Start of Records provided

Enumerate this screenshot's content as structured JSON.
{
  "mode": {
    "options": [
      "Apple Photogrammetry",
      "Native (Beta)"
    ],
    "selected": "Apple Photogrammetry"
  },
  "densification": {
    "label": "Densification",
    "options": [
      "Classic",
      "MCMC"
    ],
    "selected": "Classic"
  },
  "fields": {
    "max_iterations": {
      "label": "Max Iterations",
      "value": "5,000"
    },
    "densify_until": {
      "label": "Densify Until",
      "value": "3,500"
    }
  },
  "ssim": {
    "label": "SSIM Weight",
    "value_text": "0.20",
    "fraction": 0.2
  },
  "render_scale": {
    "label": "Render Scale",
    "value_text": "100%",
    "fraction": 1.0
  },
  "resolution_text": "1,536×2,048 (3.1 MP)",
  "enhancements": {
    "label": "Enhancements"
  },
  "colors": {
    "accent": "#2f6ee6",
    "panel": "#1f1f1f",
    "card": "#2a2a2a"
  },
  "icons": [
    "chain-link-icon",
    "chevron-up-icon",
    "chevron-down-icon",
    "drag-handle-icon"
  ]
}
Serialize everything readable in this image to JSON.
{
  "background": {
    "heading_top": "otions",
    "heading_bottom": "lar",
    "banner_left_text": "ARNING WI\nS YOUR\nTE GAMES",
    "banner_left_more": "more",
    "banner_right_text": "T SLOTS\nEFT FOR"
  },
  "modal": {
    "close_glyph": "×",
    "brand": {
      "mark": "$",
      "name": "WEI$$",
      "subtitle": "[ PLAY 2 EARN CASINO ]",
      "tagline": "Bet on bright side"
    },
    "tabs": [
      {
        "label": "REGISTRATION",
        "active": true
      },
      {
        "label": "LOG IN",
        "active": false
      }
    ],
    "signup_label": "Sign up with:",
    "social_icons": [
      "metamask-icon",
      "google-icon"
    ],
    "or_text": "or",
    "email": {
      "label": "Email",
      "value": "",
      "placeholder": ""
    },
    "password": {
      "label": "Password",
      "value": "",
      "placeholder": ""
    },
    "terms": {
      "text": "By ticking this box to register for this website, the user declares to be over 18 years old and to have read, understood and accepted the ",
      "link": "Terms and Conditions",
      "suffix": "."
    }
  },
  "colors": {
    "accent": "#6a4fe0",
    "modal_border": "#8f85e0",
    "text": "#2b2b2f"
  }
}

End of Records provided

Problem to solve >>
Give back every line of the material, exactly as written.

Solution to this task >>
Enumerate this screenshot's content as structured JSON.
{
  "mode": {
    "options": [
      "Apple Photogrammetry",
      "Native (Beta)"
    ],
    "selected": "Apple Photogrammetry"
  },
  "densification": {
    "label": "Densification",
    "options": [
      "Classic",
      "MCMC"
    ],
    "selected": "Classic"
  },
  "fields": {
    "max_iterations": {
      "label": "Max Iterations",
      "value": "5,000"
    },
    "densify_until": {
      "label": "Densify Until",
      "value": "3,500"
    }
  },
  "ssim": {
    "label": "SSIM Weight",
    "value_text": "0.20",
    "fraction": 0.2
  },
  "render_scale": {
    "label": "Render Scale",
    "value_text": "100%",
    "fraction": 1.0
  },
  "resolution_text": "1,536×2,048 (3.1 MP)",
  "enhancements": {
    "label": "Enhancements"
  },
  "colors": {
    "accent": "#2f6ee6",
    "panel": "#1f1f1f",
    "card": "#2a2a2a"
  },
  "icons": [
    "chain-link-icon",
    "chevron-up-icon",
    "chevron-down-icon",
    "drag-handle-icon"
  ]
}
Serialize everything readable in this image to JSON.
{
  "background": {
    "heading_top": "otions",
    "heading_bottom": "lar",
    "banner_left_text": "ARNING WI\nS YOUR\nTE GAMES",
    "banner_left_more": "more",
    "banner_right_text": "T SLOTS\nEFT FOR"
  },
  "modal": {
    "close_glyph": "×",
    "brand": {
      "mark": "$",
      "name": "WEI$$",
      "subtitle": "[ PLAY 2 EARN CASINO ]",
      "tagline": "Bet on bright side"
    },
    "tabs": [
      {
        "label": "REGISTRATION",
        "active": true
      },
      {
        "label": "LOG IN",
        "active": false
      }
    ],
    "signup_label": "Sign up with:",
    "social_icons": [
      "metamask-icon",
      "google-icon"
    ],
    "or_text": "or",
    "email": {
      "label": "Email",
      "value": "",
      "placeholder": ""
    },
    "password": {
      "label": "Password",
      "value": "",
      "placeholder": ""
    },
    "terms": {
      "text": "By ticking this box to register for this website, the user declares to be over 18 years old and to have read, understood and accepted the ",
      "link": "Terms and Conditions",
      "suffix": "."
    }
  },
  "colors": {
    "accent": "#6a4fe0",
    "modal_border": "#8f85e0",
    "text": "#2b2b2f"
  }
}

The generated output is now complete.